**Task to carry out:** The expected output is each line below containing "thumb", copied in full.

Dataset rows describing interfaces

^^^^^^^^^^^^^^^^

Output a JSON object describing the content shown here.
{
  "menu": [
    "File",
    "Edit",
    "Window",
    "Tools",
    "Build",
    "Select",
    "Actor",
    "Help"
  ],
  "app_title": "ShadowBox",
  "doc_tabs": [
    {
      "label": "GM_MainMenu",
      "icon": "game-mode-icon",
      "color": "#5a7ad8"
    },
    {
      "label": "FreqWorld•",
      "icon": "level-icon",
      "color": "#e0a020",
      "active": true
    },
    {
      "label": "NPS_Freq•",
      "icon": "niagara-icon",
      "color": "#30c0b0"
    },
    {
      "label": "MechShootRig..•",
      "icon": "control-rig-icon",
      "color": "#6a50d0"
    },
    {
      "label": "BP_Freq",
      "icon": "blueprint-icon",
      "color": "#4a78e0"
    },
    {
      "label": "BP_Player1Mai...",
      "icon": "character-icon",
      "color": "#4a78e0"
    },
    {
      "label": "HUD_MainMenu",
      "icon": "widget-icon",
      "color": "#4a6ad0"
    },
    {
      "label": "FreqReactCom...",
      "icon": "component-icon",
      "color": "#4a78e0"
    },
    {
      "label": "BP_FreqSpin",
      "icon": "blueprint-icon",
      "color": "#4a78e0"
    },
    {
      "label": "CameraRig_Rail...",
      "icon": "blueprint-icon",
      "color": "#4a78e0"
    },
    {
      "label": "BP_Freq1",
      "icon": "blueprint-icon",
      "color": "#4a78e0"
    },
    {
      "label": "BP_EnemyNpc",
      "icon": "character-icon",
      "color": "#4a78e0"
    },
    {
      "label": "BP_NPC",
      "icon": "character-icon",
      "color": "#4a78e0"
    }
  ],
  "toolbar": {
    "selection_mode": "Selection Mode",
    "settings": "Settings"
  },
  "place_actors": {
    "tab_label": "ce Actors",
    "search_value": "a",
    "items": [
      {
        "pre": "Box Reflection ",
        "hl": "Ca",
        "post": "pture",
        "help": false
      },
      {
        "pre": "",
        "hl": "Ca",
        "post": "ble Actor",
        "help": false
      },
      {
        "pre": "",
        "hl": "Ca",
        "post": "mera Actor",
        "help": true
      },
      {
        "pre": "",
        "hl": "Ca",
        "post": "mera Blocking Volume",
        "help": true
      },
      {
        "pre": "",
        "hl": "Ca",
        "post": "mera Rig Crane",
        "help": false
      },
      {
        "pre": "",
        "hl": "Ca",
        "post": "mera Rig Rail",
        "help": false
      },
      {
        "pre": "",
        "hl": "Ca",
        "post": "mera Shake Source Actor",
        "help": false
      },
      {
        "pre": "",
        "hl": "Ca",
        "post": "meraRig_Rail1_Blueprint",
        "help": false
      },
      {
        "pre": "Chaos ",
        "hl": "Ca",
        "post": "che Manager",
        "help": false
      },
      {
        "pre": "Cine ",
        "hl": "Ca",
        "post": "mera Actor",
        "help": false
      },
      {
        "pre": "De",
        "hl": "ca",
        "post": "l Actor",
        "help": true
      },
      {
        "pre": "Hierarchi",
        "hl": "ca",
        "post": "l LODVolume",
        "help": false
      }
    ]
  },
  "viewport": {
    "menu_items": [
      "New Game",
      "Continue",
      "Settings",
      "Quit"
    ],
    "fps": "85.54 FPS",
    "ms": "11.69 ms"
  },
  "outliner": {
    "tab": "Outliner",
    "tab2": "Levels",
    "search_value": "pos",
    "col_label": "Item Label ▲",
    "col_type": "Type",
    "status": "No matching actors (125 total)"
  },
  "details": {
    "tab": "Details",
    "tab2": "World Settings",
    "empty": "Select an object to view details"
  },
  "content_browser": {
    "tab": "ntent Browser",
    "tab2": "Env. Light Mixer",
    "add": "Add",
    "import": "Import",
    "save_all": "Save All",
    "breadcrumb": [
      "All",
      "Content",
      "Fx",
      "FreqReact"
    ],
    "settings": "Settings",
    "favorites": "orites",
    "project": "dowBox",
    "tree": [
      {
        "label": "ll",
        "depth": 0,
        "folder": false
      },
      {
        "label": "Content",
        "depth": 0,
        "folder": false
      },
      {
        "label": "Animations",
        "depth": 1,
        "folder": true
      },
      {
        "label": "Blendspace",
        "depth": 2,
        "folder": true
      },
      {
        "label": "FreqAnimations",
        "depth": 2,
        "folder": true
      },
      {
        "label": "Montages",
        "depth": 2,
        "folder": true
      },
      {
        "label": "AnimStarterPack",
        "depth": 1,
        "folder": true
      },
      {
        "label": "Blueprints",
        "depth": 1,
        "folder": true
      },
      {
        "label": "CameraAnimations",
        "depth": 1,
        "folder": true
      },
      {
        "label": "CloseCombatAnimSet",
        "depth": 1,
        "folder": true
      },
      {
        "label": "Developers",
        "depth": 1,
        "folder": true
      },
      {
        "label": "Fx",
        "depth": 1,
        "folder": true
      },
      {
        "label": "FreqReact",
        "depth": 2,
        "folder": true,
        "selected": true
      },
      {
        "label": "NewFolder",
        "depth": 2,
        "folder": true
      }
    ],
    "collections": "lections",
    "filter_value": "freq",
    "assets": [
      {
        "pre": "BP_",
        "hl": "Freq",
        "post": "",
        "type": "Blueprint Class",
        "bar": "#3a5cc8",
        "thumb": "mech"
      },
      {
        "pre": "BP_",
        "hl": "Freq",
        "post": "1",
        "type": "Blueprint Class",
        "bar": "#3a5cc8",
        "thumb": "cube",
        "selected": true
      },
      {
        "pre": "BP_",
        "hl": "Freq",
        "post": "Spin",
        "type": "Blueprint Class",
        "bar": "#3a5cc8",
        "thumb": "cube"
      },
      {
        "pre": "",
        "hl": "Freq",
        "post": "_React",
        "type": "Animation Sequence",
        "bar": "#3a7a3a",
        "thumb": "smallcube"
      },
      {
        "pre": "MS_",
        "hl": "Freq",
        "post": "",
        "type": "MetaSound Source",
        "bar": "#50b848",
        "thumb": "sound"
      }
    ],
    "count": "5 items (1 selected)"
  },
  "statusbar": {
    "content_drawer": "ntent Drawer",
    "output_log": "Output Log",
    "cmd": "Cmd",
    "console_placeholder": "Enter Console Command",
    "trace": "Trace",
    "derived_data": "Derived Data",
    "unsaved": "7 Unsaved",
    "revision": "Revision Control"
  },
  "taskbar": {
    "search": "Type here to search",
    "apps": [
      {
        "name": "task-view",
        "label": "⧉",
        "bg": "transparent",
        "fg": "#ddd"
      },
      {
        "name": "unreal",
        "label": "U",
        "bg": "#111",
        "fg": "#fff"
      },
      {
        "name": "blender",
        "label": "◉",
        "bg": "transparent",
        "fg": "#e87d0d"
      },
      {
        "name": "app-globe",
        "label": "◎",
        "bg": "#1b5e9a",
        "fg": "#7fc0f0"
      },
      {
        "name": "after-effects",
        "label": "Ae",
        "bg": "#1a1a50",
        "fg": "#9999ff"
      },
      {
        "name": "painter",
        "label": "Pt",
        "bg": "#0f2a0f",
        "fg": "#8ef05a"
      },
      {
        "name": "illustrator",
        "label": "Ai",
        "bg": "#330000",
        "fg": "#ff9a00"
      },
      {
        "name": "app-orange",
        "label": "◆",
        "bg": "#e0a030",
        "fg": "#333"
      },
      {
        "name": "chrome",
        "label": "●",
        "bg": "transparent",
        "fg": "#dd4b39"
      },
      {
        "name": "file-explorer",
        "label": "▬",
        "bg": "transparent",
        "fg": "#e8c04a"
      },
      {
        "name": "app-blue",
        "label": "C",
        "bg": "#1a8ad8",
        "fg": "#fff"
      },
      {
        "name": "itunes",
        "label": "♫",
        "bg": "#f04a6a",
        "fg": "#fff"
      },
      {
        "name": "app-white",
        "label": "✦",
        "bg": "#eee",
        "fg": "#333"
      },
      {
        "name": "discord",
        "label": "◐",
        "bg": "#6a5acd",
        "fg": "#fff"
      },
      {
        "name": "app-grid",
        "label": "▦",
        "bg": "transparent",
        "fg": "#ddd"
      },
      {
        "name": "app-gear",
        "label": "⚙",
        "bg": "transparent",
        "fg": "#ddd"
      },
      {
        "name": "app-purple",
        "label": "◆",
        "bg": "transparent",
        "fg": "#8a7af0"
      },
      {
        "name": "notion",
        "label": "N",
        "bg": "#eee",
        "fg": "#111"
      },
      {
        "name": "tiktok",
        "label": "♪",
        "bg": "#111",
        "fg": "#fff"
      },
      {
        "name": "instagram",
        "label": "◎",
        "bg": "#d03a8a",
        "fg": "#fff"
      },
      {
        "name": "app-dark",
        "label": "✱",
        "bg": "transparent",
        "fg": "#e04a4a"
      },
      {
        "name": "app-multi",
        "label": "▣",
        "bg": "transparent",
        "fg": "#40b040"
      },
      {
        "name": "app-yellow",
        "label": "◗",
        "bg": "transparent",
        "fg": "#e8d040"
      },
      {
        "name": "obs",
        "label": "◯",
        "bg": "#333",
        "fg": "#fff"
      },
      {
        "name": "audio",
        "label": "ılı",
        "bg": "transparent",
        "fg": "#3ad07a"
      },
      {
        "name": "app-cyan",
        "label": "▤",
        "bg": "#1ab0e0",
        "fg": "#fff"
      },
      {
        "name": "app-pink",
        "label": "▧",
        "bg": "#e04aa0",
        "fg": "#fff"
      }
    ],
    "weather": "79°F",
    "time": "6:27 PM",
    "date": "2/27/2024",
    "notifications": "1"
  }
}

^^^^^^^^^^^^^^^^

**Solution:**
        "thumb": "mech"
        "thumb": "cube",
        "thumb": "cube"
        "thumb": "smallcube"
        "thumb": "sound"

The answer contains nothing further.